To do => All of the data, except its images, should be set down exactly as it appears.

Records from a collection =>
++++++++

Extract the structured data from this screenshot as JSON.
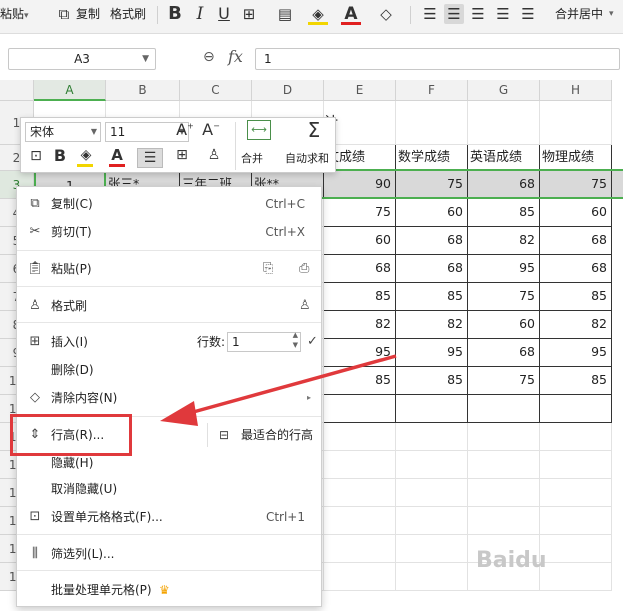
{
  "toolbar": {
    "paste_label": "粘贴",
    "copy_label": "复制",
    "format_painter_label": "格式刷",
    "merge_center_label": "合并居中"
  },
  "formula_bar": {
    "name_box": "A3",
    "fx_symbol": "fx",
    "content": "1"
  },
  "columns": [
    "A",
    "B",
    "C",
    "D",
    "E",
    "F",
    "G",
    "H"
  ],
  "rows": [
    "1",
    "2",
    "3",
    "4",
    "5",
    "6",
    "7",
    "8",
    "9",
    "10",
    "11",
    "12",
    "13",
    "14",
    "15",
    "16",
    "17"
  ],
  "sheet": {
    "title_fragment": "计",
    "headers": {
      "E": "文成绩",
      "F": "数学成绩",
      "G": "英语成绩",
      "H": "物理成绩"
    },
    "row3": {
      "A": "1",
      "B": "张三*",
      "C": "三年二班",
      "D": "张**",
      "E": "90",
      "F": "75",
      "G": "68",
      "H": "75"
    },
    "data": [
      [
        "75",
        "60",
        "85",
        "60"
      ],
      [
        "60",
        "68",
        "82",
        "68"
      ],
      [
        "68",
        "68",
        "95",
        "68"
      ],
      [
        "85",
        "85",
        "75",
        "85"
      ],
      [
        "82",
        "82",
        "60",
        "82"
      ],
      [
        "95",
        "95",
        "68",
        "95"
      ],
      [
        "85",
        "85",
        "75",
        "85"
      ]
    ]
  },
  "mini_toolbar": {
    "font_name": "宋体",
    "font_size": "11",
    "merge_label": "合并",
    "autosum_label": "自动求和"
  },
  "context_menu": {
    "copy": {
      "label": "复制(C)",
      "shortcut": "Ctrl+C"
    },
    "cut": {
      "label": "剪切(T)",
      "shortcut": "Ctrl+X"
    },
    "paste": {
      "label": "粘贴(P)"
    },
    "format_painter": {
      "label": "格式刷"
    },
    "insert": {
      "label": "插入(I)",
      "rows_label": "行数:",
      "rows_value": "1"
    },
    "delete": {
      "label": "删除(D)"
    },
    "clear": {
      "label": "清除内容(N)"
    },
    "row_height": {
      "label": "行高(R)...",
      "best_fit": "最适合的行高"
    },
    "hide": {
      "label": "隐藏(H)"
    },
    "unhide": {
      "label": "取消隐藏(U)"
    },
    "format_cells": {
      "label": "设置单元格格式(F)...",
      "shortcut": "Ctrl+1"
    },
    "filter_column": {
      "label": "筛选列(L)..."
    },
    "batch_process": {
      "label": "批量处理单元格(P)"
    }
  },
  "colors": {
    "accent": "#4caf50",
    "highlight": "#e0393c",
    "crown": "#f4a300"
  }
}
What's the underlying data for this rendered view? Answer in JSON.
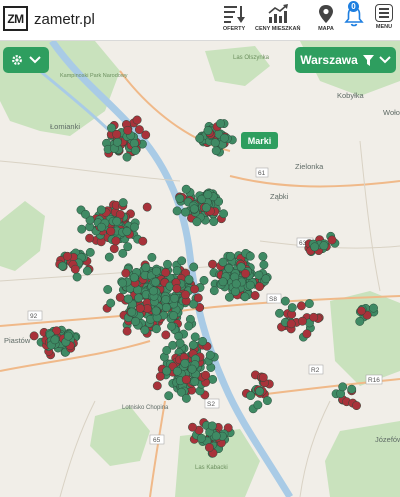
{
  "header": {
    "logo_text": "ZM",
    "site_name": "zametr.pl",
    "nav": [
      {
        "label": "OFERTY",
        "icon": "list-sort-icon"
      },
      {
        "label": "CENY MIESZKAŃ",
        "icon": "trend-chart-icon"
      },
      {
        "label": "MAPA",
        "icon": "map-pin-icon"
      },
      {
        "label": "",
        "icon": "bell-icon",
        "badge": "0"
      },
      {
        "label": "MENU",
        "icon": "hamburger-icon"
      }
    ]
  },
  "controls": {
    "city_label": "Warszawa",
    "marker_tag": "Marki"
  },
  "map_labels": {
    "lomianki": "Łomianki",
    "kobylka": "Kobyłka",
    "wolo": "Woło",
    "zielonka": "Zielonka",
    "zabki": "Ząbki",
    "piastow": "Piastów",
    "jozefow": "Józefów",
    "lasy_olszynka": "Las Olszynka",
    "kampinoski": "Kampinoski Park Narodowy",
    "lasy_kabackie": "Las Kabacki",
    "lobs_chopina": "Lotnisko Chopina",
    "road_92": "92",
    "road_61": "61",
    "road_631": "631",
    "road_s8": "S8",
    "road_r2": "R2",
    "road_s2": "S2",
    "road_r16": "R16",
    "road_e": "E",
    "road_65": "65"
  },
  "colors": {
    "brand_green": "#2e9e5f",
    "marker_green": "#3f8a64",
    "marker_red": "#a8323a",
    "water": "#a9cbe6",
    "park": "#c9e2bd"
  }
}
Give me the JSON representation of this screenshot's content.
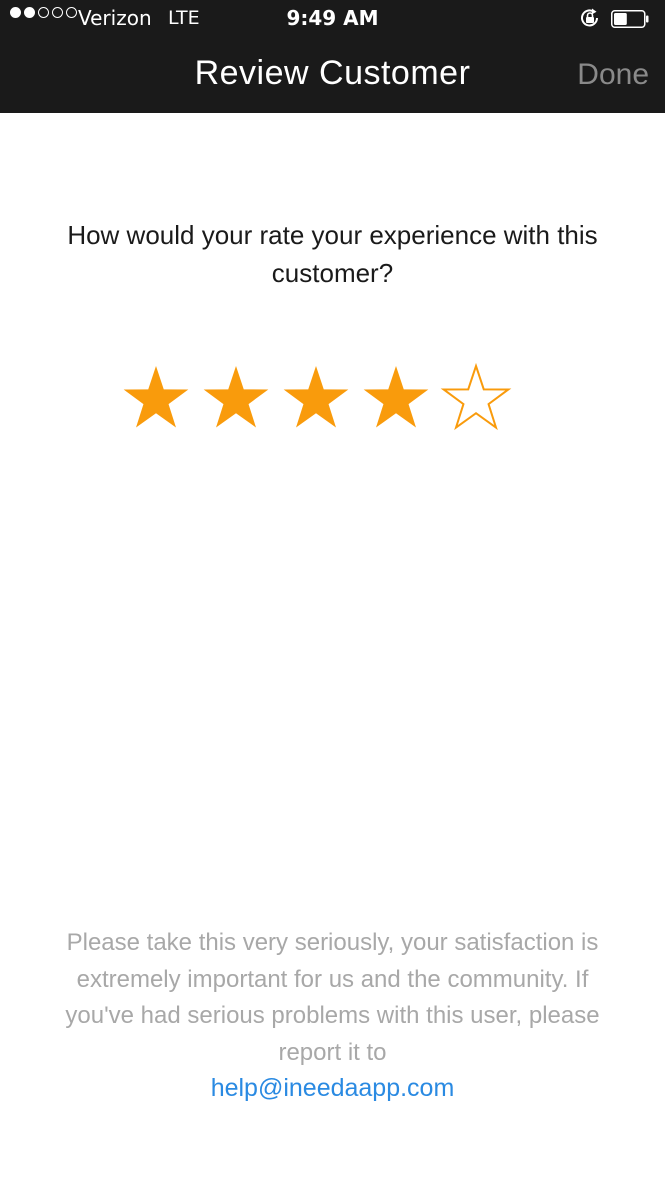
{
  "status_bar": {
    "carrier": "Verizon",
    "network": "LTE",
    "time": "9:49 AM",
    "signal_bars_filled": 2,
    "signal_bars_total": 5,
    "battery_level": 0.45,
    "orientation_lock_icon": "orientation-lock-icon",
    "battery_icon": "battery-icon"
  },
  "nav": {
    "title": "Review Customer",
    "done_label": "Done"
  },
  "review": {
    "question": "How would your rate your experience with this customer?",
    "rating": 4,
    "max_rating": 5,
    "star_color": "#f99b0c"
  },
  "footer": {
    "note": "Please take this very seriously, your satisfaction is extremely important for us and the community. If you've had serious problems with this user, please report it to",
    "email": "help@ineedaapp.com",
    "link_color": "#2a8ae2"
  }
}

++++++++

Response to this exercise =>
Extract the structured data from this screenshot as JSON.
{
  "toolbar": {
    "paste_label": "粘贴",
    "copy_label": "复制",
    "format_painter_label": "格式刷",
    "merge_center_label": "合并居中"
  },
  "formula_bar": {
    "name_box": "A3",
    "fx_symbol": "fx",
    "content": "1"
  },
  "columns": [
    "A",
    "B",
    "C",
    "D",
    "E",
    "F",
    "G",
    "H"
  ],
  "rows": [
    "1",
    "2",
    "3",
    "4",
    "5",
    "6",
    "7",
    "8",
    "9",
    "10",
    "11",
    "12",
    "13",
    "14",
    "15",
    "16",
    "17"
  ],
  "sheet": {
    "title_fragment": "计",
    "headers": {
      "E": "文成绩",
      "F": "数学成绩",
      "G": "英语成绩",
      "H": "物理成绩"
    },
    "row3": {
      "A": "1",
      "B": "张三*",
      "C": "三年二班",
      "D": "张**",
      "E": "90",
      "F": "75",
      "G": "68",
      "H": "75"
    },
    "data": [
      [
        "75",
        "60",
        "85",
        "60"
      ],
      [
        "60",
        "68",
        "82",
        "68"
      ],
      [
        "68",
        "68",
        "95",
        "68"
      ],
      [
        "85",
        "85",
        "75",
        "85"
      ],
      [
        "82",
        "82",
        "60",
        "82"
      ],
      [
        "95",
        "95",
        "68",
        "95"
      ],
      [
        "85",
        "85",
        "75",
        "85"
      ]
    ]
  },
  "mini_toolbar": {
    "font_name": "宋体",
    "font_size": "11",
    "merge_label": "合并",
    "autosum_label": "自动求和"
  },
  "context_menu": {
    "copy": {
      "label": "复制(C)",
      "shortcut": "Ctrl+C"
    },
    "cut": {
      "label": "剪切(T)",
      "shortcut": "Ctrl+X"
    },
    "paste": {
      "label": "粘贴(P)"
    },
    "format_painter": {
      "label": "格式刷"
    },
    "insert": {
      "label": "插入(I)",
      "rows_label": "行数:",
      "rows_value": "1"
    },
    "delete": {
      "label": "删除(D)"
    },
    "clear": {
      "label": "清除内容(N)"
    },
    "row_height": {
      "label": "行高(R)...",
      "best_fit": "最适合的行高"
    },
    "hide": {
      "label": "隐藏(H)"
    },
    "unhide": {
      "label": "取消隐藏(U)"
    },
    "format_cells": {
      "label": "设置单元格格式(F)...",
      "shortcut": "Ctrl+1"
    },
    "filter_column": {
      "label": "筛选列(L)..."
    },
    "batch_process": {
      "label": "批量处理单元格(P)"
    }
  },
  "colors": {
    "accent": "#4caf50",
    "highlight": "#e0393c",
    "crown": "#f4a300"
  }
}
What's the underlying data for this rendered view? Answer in JSON.
{
  "header": {
    "logo_text": "ZM",
    "site_name": "zametr.pl",
    "nav": [
      {
        "label": "OFERTY",
        "icon": "list-sort-icon"
      },
      {
        "label": "CENY MIESZKAŃ",
        "icon": "trend-chart-icon"
      },
      {
        "label": "MAPA",
        "icon": "map-pin-icon"
      },
      {
        "label": "",
        "icon": "bell-icon",
        "badge": "0"
      },
      {
        "label": "MENU",
        "icon": "hamburger-icon"
      }
    ]
  },
  "controls": {
    "city_label": "Warszawa",
    "marker_tag": "Marki"
  },
  "map_labels": {
    "lomianki": "Łomianki",
    "kobylka": "Kobyłka",
    "wolo": "Woło",
    "zielonka": "Zielonka",
    "zabki": "Ząbki",
    "piastow": "Piastów",
    "jozefow": "Józefów",
    "lasy_olszynka": "Las Olszynka",
    "kampinoski": "Kampinoski Park Narodowy",
    "lasy_kabackie": "Las Kabacki",
    "lobs_chopina": "Lotnisko Chopina",
    "road_92": "92",
    "road_61": "61",
    "road_631": "631",
    "road_s8": "S8",
    "road_r2": "R2",
    "road_s2": "S2",
    "road_r16": "R16",
    "road_e": "E",
    "road_65": "65"
  },
  "colors": {
    "brand_green": "#2e9e5f",
    "marker_green": "#3f8a64",
    "marker_red": "#a8323a",
    "water": "#a9cbe6",
    "park": "#c9e2bd"
  }
}
Give me the JSON representation of this screenshot's content.
{
  "status_bar": {
    "carrier": "Verizon",
    "network": "LTE",
    "time": "9:49 AM",
    "signal_bars_filled": 2,
    "signal_bars_total": 5,
    "battery_level": 0.45,
    "orientation_lock_icon": "orientation-lock-icon",
    "battery_icon": "battery-icon"
  },
  "nav": {
    "title": "Review Customer",
    "done_label": "Done"
  },
  "review": {
    "question": "How would your rate your experience with this customer?",
    "rating": 4,
    "max_rating": 5,
    "star_color": "#f99b0c"
  },
  "footer": {
    "note": "Please take this very seriously, your satisfaction is extremely important for us and the community. If you've had serious problems with this user, please report it to",
    "email": "help@ineedaapp.com",
    "link_color": "#2a8ae2"
  }
}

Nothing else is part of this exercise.